Ester Mcvey why aren’t you shouting about the value and worth of waitresses? I seem to remember you were a pretty good one once when I worked with you at Tuttons in Covent Garden.
As a nation we need to start valuing our service teams not taking them for-granted.
The reality is that in this country we do not value our service teams, acknowledge their worth and most importantly their contribution to our economy and overall well-being. Consequently people do not want to join service industries or do these roles, whatever the wage, believing the roles are beneath them. If the government believes the economically inactive within the population should undertake these jobs, perhaps they should start by valuing and singing the praises of these unsung heroes themselves.
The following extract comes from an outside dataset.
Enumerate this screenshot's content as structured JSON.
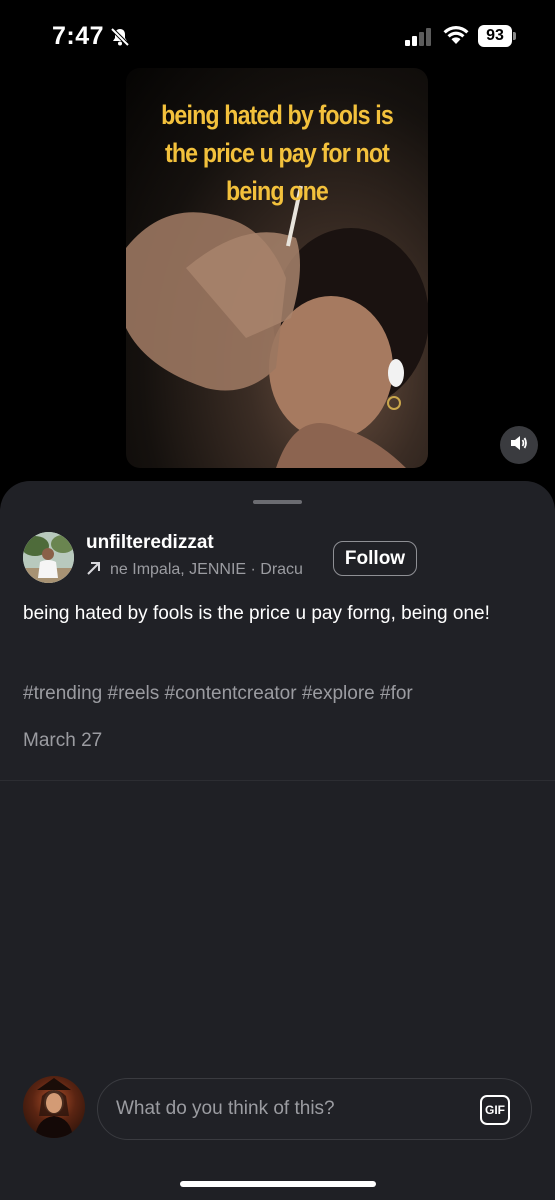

Luckily other nations do not have the same negative bias, they view the service industry as an honourable profession, as we all should, that takes a unique skill set to master. It is these groups that have helped our service industries survive, taking on the roles that our home grown teams don’t want to do.
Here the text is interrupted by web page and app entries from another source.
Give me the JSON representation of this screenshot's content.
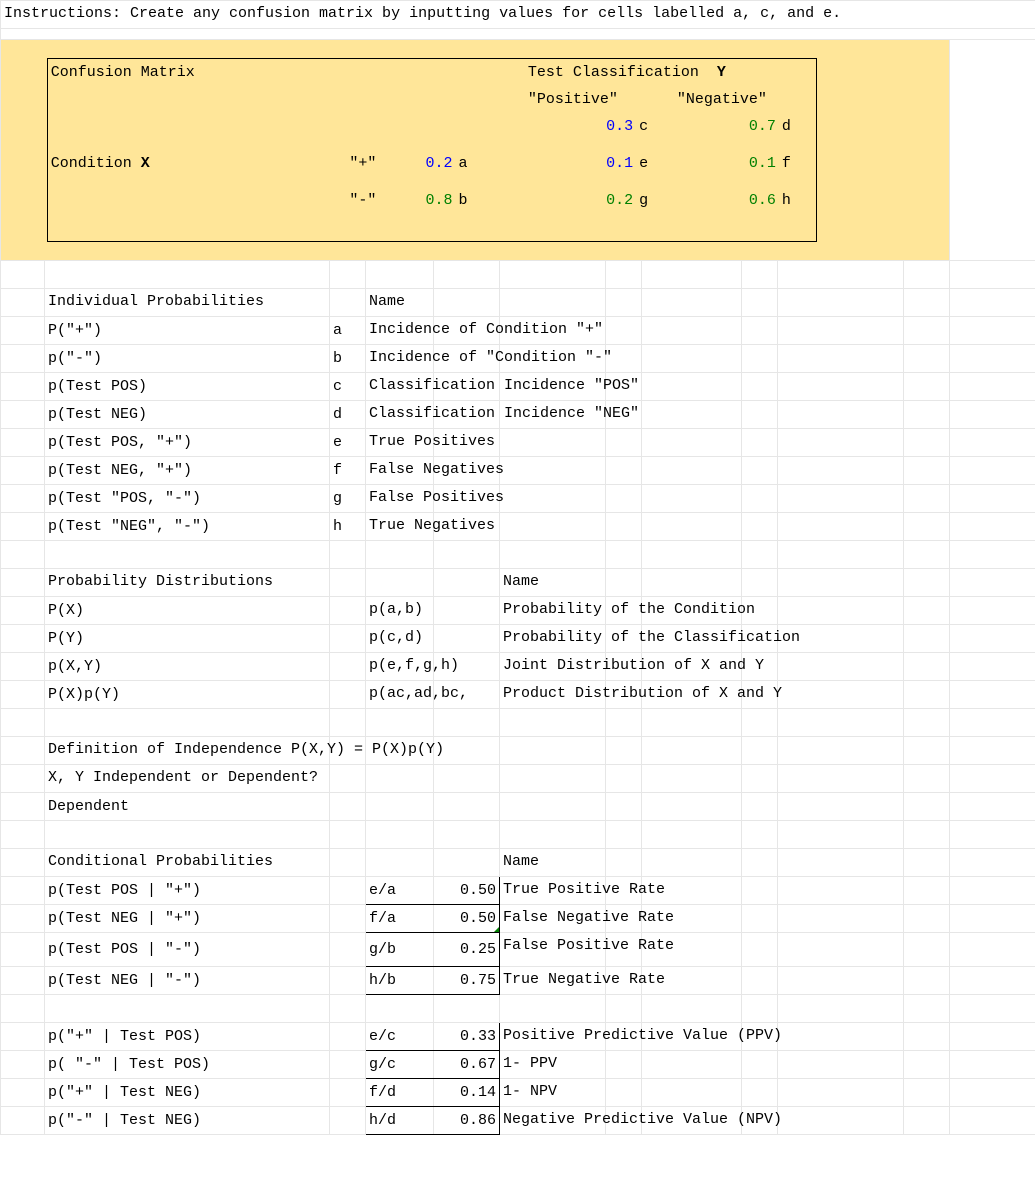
{
  "instructions": "Instructions: Create any confusion matrix by inputting values for cells labelled a, c, and e.",
  "matrix": {
    "title": "Confusion Matrix",
    "testHeader": "Test Classification",
    "testBoldY": "Y",
    "posLabel": "\"Positive\"",
    "negLabel": "\"Negative\"",
    "conditionLabel": "Condition",
    "conditionBoldX": "X",
    "rowPlus": "\"+\"",
    "rowMinus": "\"-\"",
    "a": "0.2",
    "aL": "a",
    "b": "0.8",
    "bL": "b",
    "c": "0.3",
    "cL": "c",
    "d": "0.7",
    "dL": "d",
    "e": "0.1",
    "eL": "e",
    "f": "0.1",
    "fL": "f",
    "g": "0.2",
    "gL": "g",
    "h": "0.6",
    "hL": "h"
  },
  "indiv": {
    "header": "Individual Probabilities",
    "nameHeader": "Name",
    "rows": [
      {
        "p": "P(\"+\")",
        "l": "a",
        "n": "Incidence of Condition \"+\""
      },
      {
        "p": "p(\"-\")",
        "l": "b",
        "n": "Incidence of \"Condition \"-\""
      },
      {
        "p": "p(Test POS)",
        "l": "c",
        "n": "Classification Incidence \"POS\""
      },
      {
        "p": "p(Test NEG)",
        "l": "d",
        "n": "Classification Incidence \"NEG\""
      },
      {
        "p": "p(Test POS, \"+\")",
        "l": "e",
        "n": "True Positives"
      },
      {
        "p": "p(Test NEG, \"+\")",
        "l": "f",
        "n": "False Negatives"
      },
      {
        "p": "p(Test \"POS, \"-\")",
        "l": "g",
        "n": "False Positives"
      },
      {
        "p": "p(Test \"NEG\", \"-\")",
        "l": "h",
        "n": "True Negatives"
      }
    ]
  },
  "dist": {
    "header": "Probability Distributions",
    "nameHeader": "Name",
    "rows": [
      {
        "p": "P(X)",
        "f": "p(a,b)",
        "n": "Probability of the Condition"
      },
      {
        "p": "P(Y)",
        "f": "p(c,d)",
        "n": "Probability of the Classification"
      },
      {
        "p": "p(X,Y)",
        "f": "p(e,f,g,h)",
        "n": "Joint Distribution of X and Y"
      },
      {
        "p": "P(X)p(Y)",
        "f": "p(ac,ad,bc,",
        "n": "Product Distribution of X and Y"
      }
    ]
  },
  "indep": {
    "def": "Definition of Independence P(X,Y) = P(X)p(Y)",
    "q": "X, Y Independent or Dependent?",
    "a": "Dependent"
  },
  "cond": {
    "header": "Conditional Probabilities",
    "nameHeader": "Name",
    "rows": [
      {
        "p": "p(Test POS | \"+\")",
        "f": "e/a",
        "v": "0.50",
        "n": "True Positive Rate"
      },
      {
        "p": "p(Test NEG | \"+\")",
        "f": "f/a",
        "v": "0.50",
        "n": "False Negative Rate",
        "tri": true
      },
      {
        "p": "p(Test POS | \"-\")",
        "f": "g/b",
        "v": "0.25",
        "n": "False Positive Rate",
        "tall": true
      },
      {
        "p": "p(Test NEG | \"-\")",
        "f": "h/b",
        "v": "0.75",
        "n": "True Negative Rate"
      },
      {
        "gap": true
      },
      {
        "p": "p(\"+\" | Test POS)",
        "f": "e/c",
        "v": "0.33",
        "n": "Positive Predictive Value (PPV)"
      },
      {
        "p": "p( \"-\" | Test POS)",
        "f": "g/c",
        "v": "0.67",
        "n": "1- PPV"
      },
      {
        "p": "p(\"+\" | Test NEG)",
        "f": "f/d",
        "v": "0.14",
        "n": "1- NPV"
      },
      {
        "p": "p(\"-\" | Test NEG)",
        "f": "h/d",
        "v": "0.86",
        "n": "Negative Predictive Value (NPV)"
      }
    ]
  }
}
I have loved and continue to love my career in hospitality despite being discouraged to enter it at school.
From a young age I decided hospitality was the career for me despite being discouraged at school, which still happens all too often today. I started waitressing on Brighton seafront age 15, and having worked in hotels, bars, restaurants and Clubs for several decades, I may have worked damn hard but I have also had, and continue to have, a lot of fun. I have learnt valuable life skills, built my confidence, worked my way up to MD and am now the owner of my own business. I travel the globe and meet amazing people who inspire me, many of whom are kitchen porters, cleaners, waiters, receptionists, security teams and chefs. Yet we are not shouting enough about the benefits of our service industries.
How much are you prepared to pay for your meal or coffee?
The government tells us to pay these “unskilled” workers more and reduce hours. We are doing that; wages within hospitality and facilities have increased by an average 4-10% year on year since 2000, with kitchen increases being on average 14.8% year on year. According to some reports, 38% increase in bar wages, reduced hours and four day weeks have become the norm in kitchens on most hospitality rotas and split shifts are dying out increasing wage costs still further along with food costs, rent, rates and insurance, yet the cost of dining out has not increased at the same rate. The maths do not stack up, these steadily increasing costs across the board mean businesses simply cannot afford to stay afloat.
How much are you prepared to pay for your meal or coffee? How many of you use vouchers and discount codes to offset the cost of a meal or stay?
We have 800,000 vacancies across our industry if you fancy a career change Priti Patel.
Do you honestly think by stopping the the flow of overseas workers and their ability to take on “unskilled” roles it will suddenly mean the UK’s unemployed will be queuing at hospitality’s door? Of course not. It will take years for our nation to understand the value and benefits of working in the service industry and what joy can be gained from “making someone’s day”.
In the meantime Priti Patel, we have a few vacancies, about 800,000, if you’ve ever thought of a career change…. but do you have the right skillset? Empathy, tact, commitment, organisation, patience & people skills just to name a few ……we don’t just hire anybody!
Don’t leave it too late before you start to value our unsung heroes.
Only when you can no longer eat out or get your morning coffee because your favourite eaterie or local coffee shop has closed down due to rising costs or lack of employees, or you have to clean your own desk and empty your own bins at work…. will you then start to realise you underestimated the positive contribution these teams make to your day to day well-being and their contribution to the economy. If you do, great, but by then it will be too late.
Mary Jane Flanagan MBPsS Fitol
CEO mjinspire ltd
Hospitality & Facilities champion